"They asked us if we were interested. I didn't even go to Ted," joked Murphy, referring to general manager Ted Thompson.
The Packers remain in good shape financially, having already reported an 8 percent increase in revenue to nearly $409 million in 2016. It's the 13th straight year with a new high for one of the NFL's marquee teams and the only one that is publicly owned.
Part of a redevelopment project on property across the street from Lambeau Field is scheduled to open next year, including a restaurant and hotel. The Packers hope the "Titletown" project also draws more revenue and year-round visits to the area, and the venue would be open if the team were to host a draft starting in 2019.
The team had roughly $168 million in player costs in 2016.

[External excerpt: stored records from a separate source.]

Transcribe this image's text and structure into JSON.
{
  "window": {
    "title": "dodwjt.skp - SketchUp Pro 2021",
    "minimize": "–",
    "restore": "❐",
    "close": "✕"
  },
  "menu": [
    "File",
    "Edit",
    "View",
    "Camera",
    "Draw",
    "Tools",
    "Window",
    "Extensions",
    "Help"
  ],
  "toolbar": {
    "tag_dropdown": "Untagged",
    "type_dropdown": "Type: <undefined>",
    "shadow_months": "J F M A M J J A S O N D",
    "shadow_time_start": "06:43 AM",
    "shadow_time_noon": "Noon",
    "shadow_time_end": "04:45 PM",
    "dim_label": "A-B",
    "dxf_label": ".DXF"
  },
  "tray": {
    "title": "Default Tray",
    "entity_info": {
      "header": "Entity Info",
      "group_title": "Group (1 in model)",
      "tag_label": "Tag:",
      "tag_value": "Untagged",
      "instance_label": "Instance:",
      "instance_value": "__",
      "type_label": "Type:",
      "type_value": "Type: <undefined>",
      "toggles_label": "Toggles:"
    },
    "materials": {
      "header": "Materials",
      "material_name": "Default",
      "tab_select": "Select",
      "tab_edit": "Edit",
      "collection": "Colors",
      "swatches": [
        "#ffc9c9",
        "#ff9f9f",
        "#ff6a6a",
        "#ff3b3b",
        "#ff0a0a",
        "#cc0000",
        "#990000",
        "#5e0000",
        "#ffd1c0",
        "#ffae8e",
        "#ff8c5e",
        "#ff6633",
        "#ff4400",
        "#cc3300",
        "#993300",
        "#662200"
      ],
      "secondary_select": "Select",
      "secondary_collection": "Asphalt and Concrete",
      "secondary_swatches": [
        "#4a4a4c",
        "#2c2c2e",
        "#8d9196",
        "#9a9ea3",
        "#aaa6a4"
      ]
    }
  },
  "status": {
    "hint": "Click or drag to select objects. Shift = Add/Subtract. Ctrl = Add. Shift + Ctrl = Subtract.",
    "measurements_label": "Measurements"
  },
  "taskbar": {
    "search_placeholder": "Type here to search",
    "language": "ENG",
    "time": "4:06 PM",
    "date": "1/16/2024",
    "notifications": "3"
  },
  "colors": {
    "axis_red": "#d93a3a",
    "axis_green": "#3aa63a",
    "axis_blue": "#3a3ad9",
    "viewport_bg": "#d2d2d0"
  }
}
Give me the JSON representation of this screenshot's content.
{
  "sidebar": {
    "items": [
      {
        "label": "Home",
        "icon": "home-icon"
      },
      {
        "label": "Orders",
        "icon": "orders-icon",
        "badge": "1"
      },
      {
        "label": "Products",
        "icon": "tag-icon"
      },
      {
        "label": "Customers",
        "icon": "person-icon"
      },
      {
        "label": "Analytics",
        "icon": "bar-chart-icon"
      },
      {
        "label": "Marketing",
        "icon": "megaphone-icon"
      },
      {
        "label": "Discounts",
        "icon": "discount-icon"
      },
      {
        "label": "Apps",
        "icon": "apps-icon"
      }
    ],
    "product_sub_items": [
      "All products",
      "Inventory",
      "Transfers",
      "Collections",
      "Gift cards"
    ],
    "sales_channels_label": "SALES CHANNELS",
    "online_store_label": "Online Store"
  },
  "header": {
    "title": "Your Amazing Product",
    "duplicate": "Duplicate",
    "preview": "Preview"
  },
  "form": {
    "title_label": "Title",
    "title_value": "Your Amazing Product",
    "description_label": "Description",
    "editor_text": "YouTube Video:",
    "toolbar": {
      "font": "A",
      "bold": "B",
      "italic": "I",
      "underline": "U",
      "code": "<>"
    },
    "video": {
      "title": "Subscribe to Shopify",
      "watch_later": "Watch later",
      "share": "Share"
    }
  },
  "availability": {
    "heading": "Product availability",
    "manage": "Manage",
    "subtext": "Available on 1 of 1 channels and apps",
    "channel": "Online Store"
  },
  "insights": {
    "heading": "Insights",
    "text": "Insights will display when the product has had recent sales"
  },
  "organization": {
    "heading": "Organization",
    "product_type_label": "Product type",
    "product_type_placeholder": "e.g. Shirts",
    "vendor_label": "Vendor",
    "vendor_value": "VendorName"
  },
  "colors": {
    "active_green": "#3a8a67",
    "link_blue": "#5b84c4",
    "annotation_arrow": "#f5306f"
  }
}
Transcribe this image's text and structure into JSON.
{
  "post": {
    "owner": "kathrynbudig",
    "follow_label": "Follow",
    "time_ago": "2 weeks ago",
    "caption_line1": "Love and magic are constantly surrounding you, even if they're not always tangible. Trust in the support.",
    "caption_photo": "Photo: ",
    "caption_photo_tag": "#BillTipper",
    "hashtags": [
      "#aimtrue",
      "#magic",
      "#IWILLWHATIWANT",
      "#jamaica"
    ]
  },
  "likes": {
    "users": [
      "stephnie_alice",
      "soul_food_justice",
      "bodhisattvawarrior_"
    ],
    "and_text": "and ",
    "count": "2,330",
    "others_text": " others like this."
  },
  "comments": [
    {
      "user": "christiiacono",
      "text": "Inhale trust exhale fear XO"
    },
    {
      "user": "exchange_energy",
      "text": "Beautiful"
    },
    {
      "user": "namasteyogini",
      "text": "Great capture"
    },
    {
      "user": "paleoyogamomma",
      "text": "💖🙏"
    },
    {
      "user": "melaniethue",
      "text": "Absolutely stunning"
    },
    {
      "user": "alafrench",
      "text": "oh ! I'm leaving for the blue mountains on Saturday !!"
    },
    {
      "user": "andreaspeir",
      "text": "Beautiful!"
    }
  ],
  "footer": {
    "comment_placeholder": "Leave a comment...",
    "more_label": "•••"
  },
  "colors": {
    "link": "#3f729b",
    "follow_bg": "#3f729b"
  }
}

"Fans can be assured the Packer organization will spend every salary cap cent to bring more championships to Green Bay," treasurer Mark McMullen said.
The Packers and Patriots are the only two teams in the league with seven straight playoff appearances, Murphy said, two years short of tying the record.
"Thank you for your support. It's unparalleled in the NFL and we greatly appreciate it," Murphy said before adding with a smile. "Let's all meet here back in February" for a Super Bowl celebration.
NOTES: Murphy said the team has played a "very minimal" role in the NFL planning to interview defensive stars Clay Matthews and Julius Peppers in connection to a much-criticized media report that linked them to the use of performance-enhancing drugs. The interviews were supposed to take place when camps open. Murphy said team involvement was limited to setting up interviews or working with the league office. . . . Lambeau Field will have a bacon-themed food concessions stand this season. . . . The meeting was delayed about a half-hour because of storms moving through the area.